_TASK REQUIREMENTS:_ Scan the records and identify every line in which the string "shape" occurs, then return those lines.

*** Block opens ***

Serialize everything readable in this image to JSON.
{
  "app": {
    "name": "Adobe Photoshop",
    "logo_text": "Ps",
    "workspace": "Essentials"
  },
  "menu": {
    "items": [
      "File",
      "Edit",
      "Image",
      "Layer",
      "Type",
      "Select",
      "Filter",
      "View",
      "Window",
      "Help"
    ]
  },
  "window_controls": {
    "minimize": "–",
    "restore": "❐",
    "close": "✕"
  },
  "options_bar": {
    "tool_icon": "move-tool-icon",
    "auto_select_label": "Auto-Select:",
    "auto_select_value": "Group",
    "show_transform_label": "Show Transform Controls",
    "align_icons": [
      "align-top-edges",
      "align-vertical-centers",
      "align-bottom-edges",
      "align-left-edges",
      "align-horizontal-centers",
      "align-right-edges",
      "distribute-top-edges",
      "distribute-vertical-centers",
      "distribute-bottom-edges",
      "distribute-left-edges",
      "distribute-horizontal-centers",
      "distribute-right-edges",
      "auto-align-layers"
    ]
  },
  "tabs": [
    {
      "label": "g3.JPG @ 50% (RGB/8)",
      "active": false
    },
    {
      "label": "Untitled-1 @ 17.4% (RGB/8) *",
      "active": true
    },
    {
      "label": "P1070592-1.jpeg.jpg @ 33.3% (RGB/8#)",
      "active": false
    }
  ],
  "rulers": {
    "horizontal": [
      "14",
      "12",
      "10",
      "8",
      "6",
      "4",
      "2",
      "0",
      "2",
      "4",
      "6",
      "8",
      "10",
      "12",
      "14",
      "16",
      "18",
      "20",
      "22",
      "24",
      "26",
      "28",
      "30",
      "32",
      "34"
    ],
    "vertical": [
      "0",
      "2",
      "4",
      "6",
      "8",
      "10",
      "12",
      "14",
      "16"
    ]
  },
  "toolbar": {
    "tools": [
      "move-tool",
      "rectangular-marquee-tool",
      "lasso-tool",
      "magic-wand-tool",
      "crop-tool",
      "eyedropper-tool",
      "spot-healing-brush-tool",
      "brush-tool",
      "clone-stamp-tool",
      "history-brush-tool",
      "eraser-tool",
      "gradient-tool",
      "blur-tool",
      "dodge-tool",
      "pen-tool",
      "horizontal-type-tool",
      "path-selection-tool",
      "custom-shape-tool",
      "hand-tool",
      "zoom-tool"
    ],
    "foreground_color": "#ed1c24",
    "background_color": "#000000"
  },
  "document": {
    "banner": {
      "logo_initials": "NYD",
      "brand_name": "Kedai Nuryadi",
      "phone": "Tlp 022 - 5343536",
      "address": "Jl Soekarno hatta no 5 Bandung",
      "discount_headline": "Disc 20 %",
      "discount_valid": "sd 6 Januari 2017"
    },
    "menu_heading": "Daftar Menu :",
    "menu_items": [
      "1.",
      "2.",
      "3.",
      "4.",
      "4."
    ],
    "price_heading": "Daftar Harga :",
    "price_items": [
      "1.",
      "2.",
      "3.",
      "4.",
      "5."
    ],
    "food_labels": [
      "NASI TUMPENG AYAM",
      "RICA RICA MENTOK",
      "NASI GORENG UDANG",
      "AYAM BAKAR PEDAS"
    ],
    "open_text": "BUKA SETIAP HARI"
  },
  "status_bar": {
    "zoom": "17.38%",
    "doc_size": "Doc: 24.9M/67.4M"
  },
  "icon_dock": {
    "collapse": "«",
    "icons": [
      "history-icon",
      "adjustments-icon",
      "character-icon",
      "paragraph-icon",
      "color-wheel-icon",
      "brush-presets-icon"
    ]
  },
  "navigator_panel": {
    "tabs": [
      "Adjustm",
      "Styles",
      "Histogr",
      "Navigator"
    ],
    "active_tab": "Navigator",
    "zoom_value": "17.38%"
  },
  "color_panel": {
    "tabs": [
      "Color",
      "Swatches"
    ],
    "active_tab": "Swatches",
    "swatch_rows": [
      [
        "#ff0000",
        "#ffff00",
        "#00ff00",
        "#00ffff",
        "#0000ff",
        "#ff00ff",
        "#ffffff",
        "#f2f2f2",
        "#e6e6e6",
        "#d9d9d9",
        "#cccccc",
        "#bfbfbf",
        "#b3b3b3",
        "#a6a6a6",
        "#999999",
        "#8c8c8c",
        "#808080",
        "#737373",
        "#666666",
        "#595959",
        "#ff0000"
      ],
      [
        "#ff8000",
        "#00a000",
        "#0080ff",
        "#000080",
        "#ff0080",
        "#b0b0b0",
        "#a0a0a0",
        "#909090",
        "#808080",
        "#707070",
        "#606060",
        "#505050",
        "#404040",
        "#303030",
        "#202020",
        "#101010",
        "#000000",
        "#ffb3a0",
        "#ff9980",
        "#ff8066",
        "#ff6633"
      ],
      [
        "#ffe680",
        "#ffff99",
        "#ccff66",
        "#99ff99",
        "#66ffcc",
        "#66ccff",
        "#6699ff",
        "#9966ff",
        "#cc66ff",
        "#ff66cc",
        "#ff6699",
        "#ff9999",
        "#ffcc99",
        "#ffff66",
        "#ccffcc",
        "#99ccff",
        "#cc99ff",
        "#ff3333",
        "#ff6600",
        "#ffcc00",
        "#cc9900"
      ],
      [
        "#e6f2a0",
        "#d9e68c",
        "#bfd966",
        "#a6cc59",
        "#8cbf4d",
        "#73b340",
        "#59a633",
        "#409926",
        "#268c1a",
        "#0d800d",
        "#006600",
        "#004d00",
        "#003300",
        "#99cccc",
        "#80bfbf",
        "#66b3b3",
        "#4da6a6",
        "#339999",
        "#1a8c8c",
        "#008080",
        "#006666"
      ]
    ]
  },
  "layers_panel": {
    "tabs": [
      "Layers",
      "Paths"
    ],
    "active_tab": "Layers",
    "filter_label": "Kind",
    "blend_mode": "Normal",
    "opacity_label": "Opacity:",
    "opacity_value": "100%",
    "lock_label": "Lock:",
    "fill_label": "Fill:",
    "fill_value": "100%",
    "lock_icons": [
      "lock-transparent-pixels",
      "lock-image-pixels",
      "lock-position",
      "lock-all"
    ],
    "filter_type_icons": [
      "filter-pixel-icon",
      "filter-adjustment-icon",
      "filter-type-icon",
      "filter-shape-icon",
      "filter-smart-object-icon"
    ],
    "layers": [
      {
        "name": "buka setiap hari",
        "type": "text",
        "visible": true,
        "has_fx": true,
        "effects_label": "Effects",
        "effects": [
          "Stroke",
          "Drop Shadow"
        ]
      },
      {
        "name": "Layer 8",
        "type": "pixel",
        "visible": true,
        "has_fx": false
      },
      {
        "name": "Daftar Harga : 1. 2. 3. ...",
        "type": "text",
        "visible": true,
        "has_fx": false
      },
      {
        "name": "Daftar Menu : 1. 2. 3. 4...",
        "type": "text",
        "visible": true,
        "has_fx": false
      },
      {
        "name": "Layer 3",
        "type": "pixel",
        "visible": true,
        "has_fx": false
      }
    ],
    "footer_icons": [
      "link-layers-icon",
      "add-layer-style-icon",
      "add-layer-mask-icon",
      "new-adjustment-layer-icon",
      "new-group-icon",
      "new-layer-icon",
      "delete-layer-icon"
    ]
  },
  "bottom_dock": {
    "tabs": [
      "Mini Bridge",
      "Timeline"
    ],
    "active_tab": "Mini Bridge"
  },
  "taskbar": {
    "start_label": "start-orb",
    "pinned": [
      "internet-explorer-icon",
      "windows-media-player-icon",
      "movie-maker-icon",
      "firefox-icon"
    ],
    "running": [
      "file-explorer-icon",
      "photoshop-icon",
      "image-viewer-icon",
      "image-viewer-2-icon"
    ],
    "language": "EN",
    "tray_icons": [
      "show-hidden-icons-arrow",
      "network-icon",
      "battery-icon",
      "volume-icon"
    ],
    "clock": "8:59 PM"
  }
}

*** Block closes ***

_SOLUTION TO THE PROBLEM:_
      "custom-shape-tool",
      "filter-shape-icon",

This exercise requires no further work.